03 the next Thailand?
Although Vietnam cannot replace China as the new "factory of the world", there is hope that it will become the next Thailand.
As a neighbor of China, Vietnam, following the pace of China, issued the Investment Law in 2006, abolished many previous restrictions on foreign investors, and then joined the WTO, formally integrated into the global trading system, with rapid foreign trade and rapid economic growth.
In the 20 years from 2000 to 2020, Vietnam's GDP increased more than eightfold. Per capita GDP also soared from $96 in 1990 to around $3700 last year.
According to Nguyen Chun Phu's goal, Vietnam wants to become a high-income country with a per capita income of US $18000 by 2030 and a prosperous and stable developed country by 2045.

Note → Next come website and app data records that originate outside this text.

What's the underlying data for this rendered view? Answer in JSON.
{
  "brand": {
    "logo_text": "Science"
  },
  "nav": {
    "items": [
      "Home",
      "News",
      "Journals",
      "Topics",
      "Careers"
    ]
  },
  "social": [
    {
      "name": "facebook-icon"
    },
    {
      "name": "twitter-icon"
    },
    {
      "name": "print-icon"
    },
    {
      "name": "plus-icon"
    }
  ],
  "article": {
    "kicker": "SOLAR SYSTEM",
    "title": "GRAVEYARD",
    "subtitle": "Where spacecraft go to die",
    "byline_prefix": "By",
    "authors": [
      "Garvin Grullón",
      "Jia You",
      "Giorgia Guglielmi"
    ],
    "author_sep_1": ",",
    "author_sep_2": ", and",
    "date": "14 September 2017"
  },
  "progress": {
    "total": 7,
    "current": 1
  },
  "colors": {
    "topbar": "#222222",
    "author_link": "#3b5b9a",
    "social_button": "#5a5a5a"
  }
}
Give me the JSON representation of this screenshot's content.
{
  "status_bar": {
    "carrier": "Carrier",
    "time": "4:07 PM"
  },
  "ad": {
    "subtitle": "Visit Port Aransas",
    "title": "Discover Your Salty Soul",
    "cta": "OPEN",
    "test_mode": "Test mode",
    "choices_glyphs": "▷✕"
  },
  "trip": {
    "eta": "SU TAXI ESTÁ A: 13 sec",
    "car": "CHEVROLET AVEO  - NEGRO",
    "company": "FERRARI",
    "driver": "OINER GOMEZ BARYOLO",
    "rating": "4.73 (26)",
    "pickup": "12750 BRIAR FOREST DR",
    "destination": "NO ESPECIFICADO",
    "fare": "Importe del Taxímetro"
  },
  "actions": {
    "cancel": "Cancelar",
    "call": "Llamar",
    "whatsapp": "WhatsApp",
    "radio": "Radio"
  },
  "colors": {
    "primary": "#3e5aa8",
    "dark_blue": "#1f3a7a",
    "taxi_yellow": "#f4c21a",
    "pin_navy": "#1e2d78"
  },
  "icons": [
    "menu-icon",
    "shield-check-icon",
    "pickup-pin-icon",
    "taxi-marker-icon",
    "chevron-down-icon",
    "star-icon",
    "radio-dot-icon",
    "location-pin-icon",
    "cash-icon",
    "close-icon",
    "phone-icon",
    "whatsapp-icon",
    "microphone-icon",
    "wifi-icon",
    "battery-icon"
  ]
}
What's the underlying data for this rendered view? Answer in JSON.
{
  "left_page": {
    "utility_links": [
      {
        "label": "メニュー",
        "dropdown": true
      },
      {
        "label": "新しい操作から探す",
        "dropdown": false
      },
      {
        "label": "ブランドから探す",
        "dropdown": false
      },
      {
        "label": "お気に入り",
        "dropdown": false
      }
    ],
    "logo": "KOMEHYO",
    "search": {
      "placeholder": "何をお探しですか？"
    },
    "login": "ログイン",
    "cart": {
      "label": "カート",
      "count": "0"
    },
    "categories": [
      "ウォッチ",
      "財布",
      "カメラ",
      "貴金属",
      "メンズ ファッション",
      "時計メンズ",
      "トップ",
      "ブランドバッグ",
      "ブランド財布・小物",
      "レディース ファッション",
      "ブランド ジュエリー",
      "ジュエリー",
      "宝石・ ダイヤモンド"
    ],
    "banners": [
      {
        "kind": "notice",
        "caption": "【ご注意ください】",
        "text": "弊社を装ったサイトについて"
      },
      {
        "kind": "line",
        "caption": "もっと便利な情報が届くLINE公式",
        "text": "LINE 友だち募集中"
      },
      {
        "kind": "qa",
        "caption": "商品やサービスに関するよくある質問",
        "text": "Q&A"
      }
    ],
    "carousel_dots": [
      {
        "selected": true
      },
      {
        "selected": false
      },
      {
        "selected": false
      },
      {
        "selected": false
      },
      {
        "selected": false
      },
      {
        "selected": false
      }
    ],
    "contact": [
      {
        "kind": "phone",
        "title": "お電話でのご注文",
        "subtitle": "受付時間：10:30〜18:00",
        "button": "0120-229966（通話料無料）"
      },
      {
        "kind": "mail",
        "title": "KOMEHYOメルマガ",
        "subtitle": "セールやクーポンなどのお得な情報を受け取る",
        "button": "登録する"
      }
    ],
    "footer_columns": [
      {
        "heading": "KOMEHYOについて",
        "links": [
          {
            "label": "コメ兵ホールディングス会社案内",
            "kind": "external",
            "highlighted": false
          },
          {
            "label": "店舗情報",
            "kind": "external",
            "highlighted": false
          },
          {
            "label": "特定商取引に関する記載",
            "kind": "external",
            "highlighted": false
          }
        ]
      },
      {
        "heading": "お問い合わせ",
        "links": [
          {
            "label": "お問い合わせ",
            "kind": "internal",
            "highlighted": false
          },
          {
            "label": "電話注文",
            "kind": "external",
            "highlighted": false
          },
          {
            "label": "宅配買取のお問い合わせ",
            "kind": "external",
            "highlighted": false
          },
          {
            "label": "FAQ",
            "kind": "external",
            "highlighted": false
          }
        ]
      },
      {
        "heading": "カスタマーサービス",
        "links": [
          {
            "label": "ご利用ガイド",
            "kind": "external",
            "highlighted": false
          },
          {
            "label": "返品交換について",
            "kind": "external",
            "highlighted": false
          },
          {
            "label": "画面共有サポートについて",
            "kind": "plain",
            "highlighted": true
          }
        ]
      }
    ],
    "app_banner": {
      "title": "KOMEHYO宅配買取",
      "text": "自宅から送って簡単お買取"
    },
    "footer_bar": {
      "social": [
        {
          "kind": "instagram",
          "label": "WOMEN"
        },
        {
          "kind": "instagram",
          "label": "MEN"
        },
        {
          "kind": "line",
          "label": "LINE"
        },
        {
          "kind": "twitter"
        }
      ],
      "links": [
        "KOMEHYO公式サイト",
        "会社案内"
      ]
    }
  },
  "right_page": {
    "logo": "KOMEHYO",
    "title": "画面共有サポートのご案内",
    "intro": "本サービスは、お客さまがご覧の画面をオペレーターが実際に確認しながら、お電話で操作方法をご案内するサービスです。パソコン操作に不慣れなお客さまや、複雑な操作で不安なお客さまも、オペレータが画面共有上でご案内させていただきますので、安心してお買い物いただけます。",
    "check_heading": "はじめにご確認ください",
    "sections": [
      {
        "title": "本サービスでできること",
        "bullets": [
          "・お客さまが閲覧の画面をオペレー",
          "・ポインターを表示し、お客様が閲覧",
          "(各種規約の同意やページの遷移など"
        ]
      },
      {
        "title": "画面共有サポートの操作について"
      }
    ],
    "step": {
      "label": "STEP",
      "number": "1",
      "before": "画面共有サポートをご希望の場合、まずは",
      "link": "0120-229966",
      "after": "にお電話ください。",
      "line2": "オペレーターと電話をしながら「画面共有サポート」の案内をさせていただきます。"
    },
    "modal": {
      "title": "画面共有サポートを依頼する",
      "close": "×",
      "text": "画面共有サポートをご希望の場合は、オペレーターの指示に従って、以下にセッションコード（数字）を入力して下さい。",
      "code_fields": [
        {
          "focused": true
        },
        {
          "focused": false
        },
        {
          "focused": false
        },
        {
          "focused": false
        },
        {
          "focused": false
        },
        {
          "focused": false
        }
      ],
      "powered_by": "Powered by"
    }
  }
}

This goal is not ambitious, butIn just a few decades, it is almost impossible for Vietnam to become a developed country like Japan and South Korea. But with luck, it is possible to reach the level of Thailand.There are also Vietnamese economists who regard Thailand as their development goal.
Vietnam and Thailand are both major rice exporters in the world, and there are also a lot of tropical fruits, so they can continue to earn foreign exchange through agricultural exports. In terms of the tertiary industry, Vietnam has a long and narrow coastline and good winter tourism resources, which can develop tourism like Thailand.
In terms of industry, Vietnam is mainly labor-intensive light industry, which is more homogenized with Thailand and other Southeast Asian countries. When labor costs rise to the level of Thailand, then there is no advantage compared with other Southeast Asian countries, so it is very difficult to continue to move up.
In the long run, Vietnam can learn from South Korea and Japan, choose several leading industries in textile, automobile, electronics and other fields to focus on development, and establish corresponding industrial chains and supporting networks.
But this requires long-term accumulation, and in an increasingly competitive global environment, it is difficult for newcomers Vietnam to succeed.
In addition, in the process of borrowing heavily to develop the economy,The global liquidity crunch caused by the Fed's rate hike is very dangerous.Thailand is a living example. Thailand, which successfully seized the second wave of industrial transfer, was mercilessly harvested in the 1997 Asian financial crisis triggered by the Fed's interest rate hike. Now that the sickle of the Fed raising interest rates has been raised high, it is still a question whether Vietnam, which has a poor family, can withstand it.
IMF and some big Wall Street banks believe that the risk of Fed tightening is using the tightening dollar cycle to pass on to fragile and poor countries.Under the influence of the sharp rise in external debt and the upside-down of foreign exchange reserves, countries with fragile models such as Turkey, Sri Lanka, Vietnam, Brazil and Argentina will face the dilemma of rising financing costs and increasing interest on their debts..
It is undeniable that Vietnam has been working very hard to develop its economy in recent years, and its industrialization and exports have also improved, but it is extremely difficult to complete the counterattack from a poor country to a rich country, and there are many traps. If Vietnam can get away with it, it is still possible to catch up with Thailand.